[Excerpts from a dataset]
++++++++++

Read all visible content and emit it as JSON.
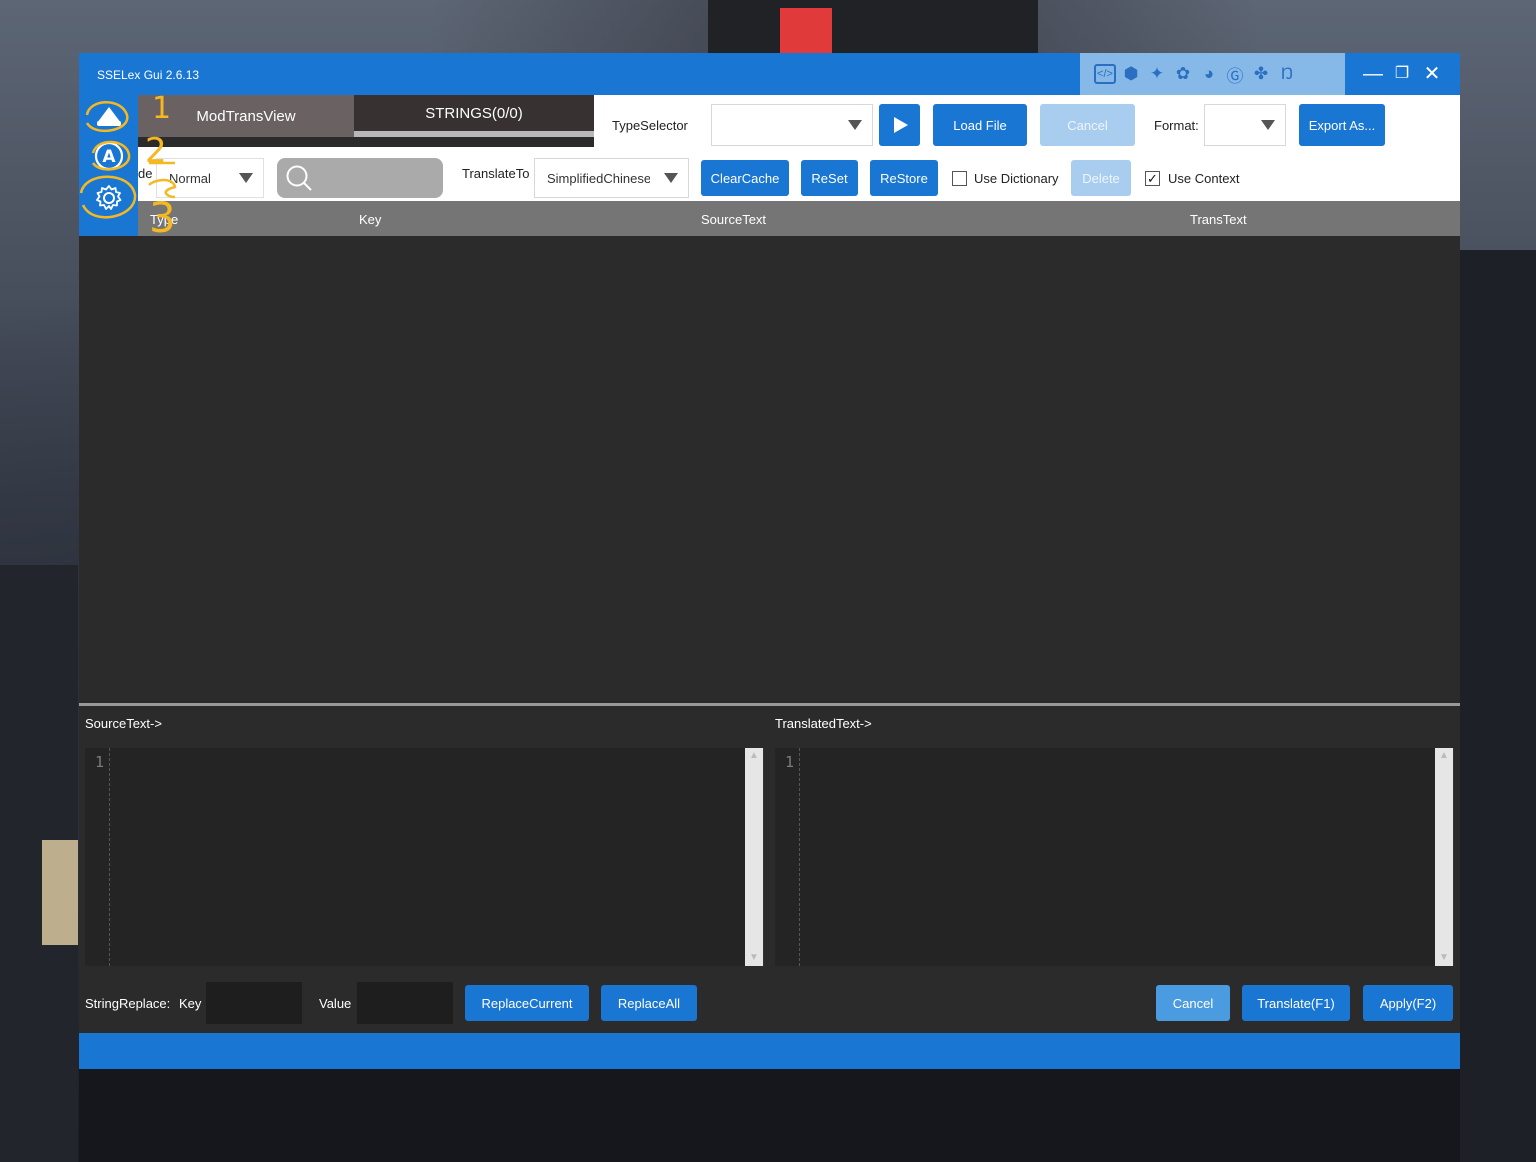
{
  "window": {
    "title": "SSELex Gui 2.6.13"
  },
  "titlebar_icons": [
    "code-window-icon",
    "shield-icon",
    "sparkle-icon",
    "openai-icon",
    "deepseek-icon",
    "google-icon",
    "baidu-paw-icon",
    "n-logo-icon"
  ],
  "tabs": [
    {
      "label": "ModTransView"
    },
    {
      "label": "STRINGS(0/0)"
    }
  ],
  "toolbar": {
    "type_selector_label": "TypeSelector",
    "type_selector_value": "",
    "load_file": "Load File",
    "cancel": "Cancel",
    "format_label": "Format:",
    "format_value": "",
    "export": "Export As..."
  },
  "toolbar2": {
    "mode_label_partial": "de",
    "mode_value": "Normal",
    "search_value": "",
    "translate_to_label": "TranslateTo",
    "translate_to_value": "SimplifiedChinese",
    "clear_cache": "ClearCache",
    "reset": "ReSet",
    "restore": "ReStore",
    "use_dictionary": "Use Dictionary",
    "use_dictionary_checked": false,
    "delete": "Delete",
    "use_context": "Use Context",
    "use_context_checked": true
  },
  "grid": {
    "columns": [
      "Type",
      "Key",
      "SourceText",
      "TransText"
    ],
    "rows": []
  },
  "editors": {
    "source_label": "SourceText->",
    "translated_label": "TranslatedText->",
    "source_line": "1",
    "translated_line": "1"
  },
  "string_replace": {
    "label": "StringReplace:",
    "key_label": "Key",
    "value_label": "Value",
    "key_value": "",
    "value_value": "",
    "replace_current": "ReplaceCurrent",
    "replace_all": "ReplaceAll"
  },
  "actions": {
    "cancel": "Cancel",
    "translate": "Translate(F1)",
    "apply": "Apply(F2)"
  },
  "annotations": [
    "1",
    "2",
    "3"
  ],
  "colors": {
    "accent": "#1976d2",
    "accent_disabled": "#a9cdee",
    "annotation": "#f5b820"
  }
}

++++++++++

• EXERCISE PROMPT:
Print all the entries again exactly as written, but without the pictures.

• SOLUTION TO THIS PROBLEM:
Read all visible content and emit it as JSON.
{
  "window": {
    "title": "SSELex Gui 2.6.13"
  },
  "titlebar_icons": [
    "code-window-icon",
    "shield-icon",
    "sparkle-icon",
    "openai-icon",
    "deepseek-icon",
    "google-icon",
    "baidu-paw-icon",
    "n-logo-icon"
  ],
  "tabs": [
    {
      "label": "ModTransView"
    },
    {
      "label": "STRINGS(0/0)"
    }
  ],
  "toolbar": {
    "type_selector_label": "TypeSelector",
    "type_selector_value": "",
    "load_file": "Load File",
    "cancel": "Cancel",
    "format_label": "Format:",
    "format_value": "",
    "export": "Export As..."
  },
  "toolbar2": {
    "mode_label_partial": "de",
    "mode_value": "Normal",
    "search_value": "",
    "translate_to_label": "TranslateTo",
    "translate_to_value": "SimplifiedChinese",
    "clear_cache": "ClearCache",
    "reset": "ReSet",
    "restore": "ReStore",
    "use_dictionary": "Use Dictionary",
    "use_dictionary_checked": false,
    "delete": "Delete",
    "use_context": "Use Context",
    "use_context_checked": true
  },
  "grid": {
    "columns": [
      "Type",
      "Key",
      "SourceText",
      "TransText"
    ],
    "rows": []
  },
  "editors": {
    "source_label": "SourceText->",
    "translated_label": "TranslatedText->",
    "source_line": "1",
    "translated_line": "1"
  },
  "string_replace": {
    "label": "StringReplace:",
    "key_label": "Key",
    "value_label": "Value",
    "key_value": "",
    "value_value": "",
    "replace_current": "ReplaceCurrent",
    "replace_all": "ReplaceAll"
  },
  "actions": {
    "cancel": "Cancel",
    "translate": "Translate(F1)",
    "apply": "Apply(F2)"
  },
  "annotations": [
    "1",
    "2",
    "3"
  ],
  "colors": {
    "accent": "#1976d2",
    "accent_disabled": "#a9cdee",
    "annotation": "#f5b820"
  }
}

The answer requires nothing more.